(Data excerpts)
====================
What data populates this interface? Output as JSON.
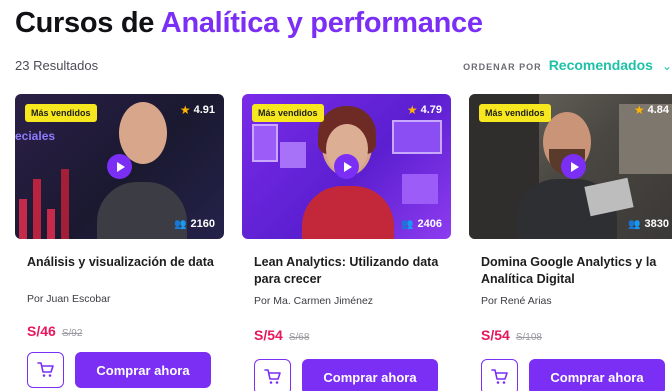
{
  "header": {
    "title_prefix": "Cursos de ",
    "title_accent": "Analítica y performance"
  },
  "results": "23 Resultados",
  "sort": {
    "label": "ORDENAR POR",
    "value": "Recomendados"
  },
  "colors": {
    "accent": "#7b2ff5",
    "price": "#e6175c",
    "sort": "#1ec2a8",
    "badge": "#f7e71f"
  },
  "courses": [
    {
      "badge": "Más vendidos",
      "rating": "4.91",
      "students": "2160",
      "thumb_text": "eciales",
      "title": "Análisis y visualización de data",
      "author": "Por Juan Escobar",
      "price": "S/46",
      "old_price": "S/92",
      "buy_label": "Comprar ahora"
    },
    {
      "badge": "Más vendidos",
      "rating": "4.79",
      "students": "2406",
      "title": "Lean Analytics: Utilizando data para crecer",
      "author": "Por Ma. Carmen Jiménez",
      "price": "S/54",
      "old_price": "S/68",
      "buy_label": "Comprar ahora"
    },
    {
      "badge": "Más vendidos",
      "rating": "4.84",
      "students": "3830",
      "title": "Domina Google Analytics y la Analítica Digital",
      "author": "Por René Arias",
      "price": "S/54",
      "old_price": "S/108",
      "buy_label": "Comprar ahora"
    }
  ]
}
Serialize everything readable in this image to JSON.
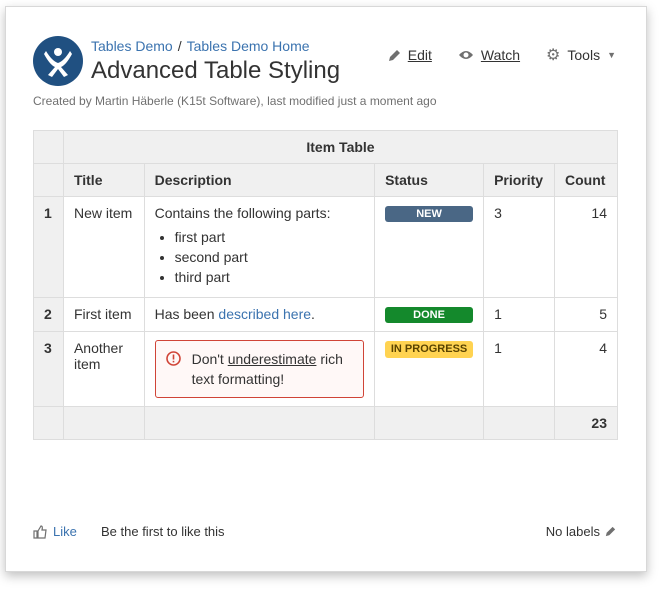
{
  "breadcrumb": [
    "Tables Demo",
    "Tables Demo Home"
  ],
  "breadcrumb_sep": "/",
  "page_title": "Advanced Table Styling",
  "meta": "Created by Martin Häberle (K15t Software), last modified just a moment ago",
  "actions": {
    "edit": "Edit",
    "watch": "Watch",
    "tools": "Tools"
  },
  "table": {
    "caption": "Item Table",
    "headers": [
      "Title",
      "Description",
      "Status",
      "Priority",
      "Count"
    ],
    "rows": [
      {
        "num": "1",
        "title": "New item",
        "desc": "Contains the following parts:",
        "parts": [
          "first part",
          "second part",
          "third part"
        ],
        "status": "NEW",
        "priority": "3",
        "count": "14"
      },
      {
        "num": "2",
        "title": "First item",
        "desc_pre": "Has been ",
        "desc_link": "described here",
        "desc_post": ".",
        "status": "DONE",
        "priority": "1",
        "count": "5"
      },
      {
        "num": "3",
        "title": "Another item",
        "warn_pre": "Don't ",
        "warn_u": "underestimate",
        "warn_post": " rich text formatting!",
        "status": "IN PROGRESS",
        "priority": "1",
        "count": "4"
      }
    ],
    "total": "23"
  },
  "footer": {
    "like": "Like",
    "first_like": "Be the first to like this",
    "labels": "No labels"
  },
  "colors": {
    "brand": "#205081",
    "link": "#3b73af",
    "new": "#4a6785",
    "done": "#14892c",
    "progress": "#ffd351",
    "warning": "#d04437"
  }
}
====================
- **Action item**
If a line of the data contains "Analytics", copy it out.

- **Response area**
      "title": "Lean Analytics: Utilizando data para crecer",
      "title": "Domina Google Analytics y la Analítica Digital",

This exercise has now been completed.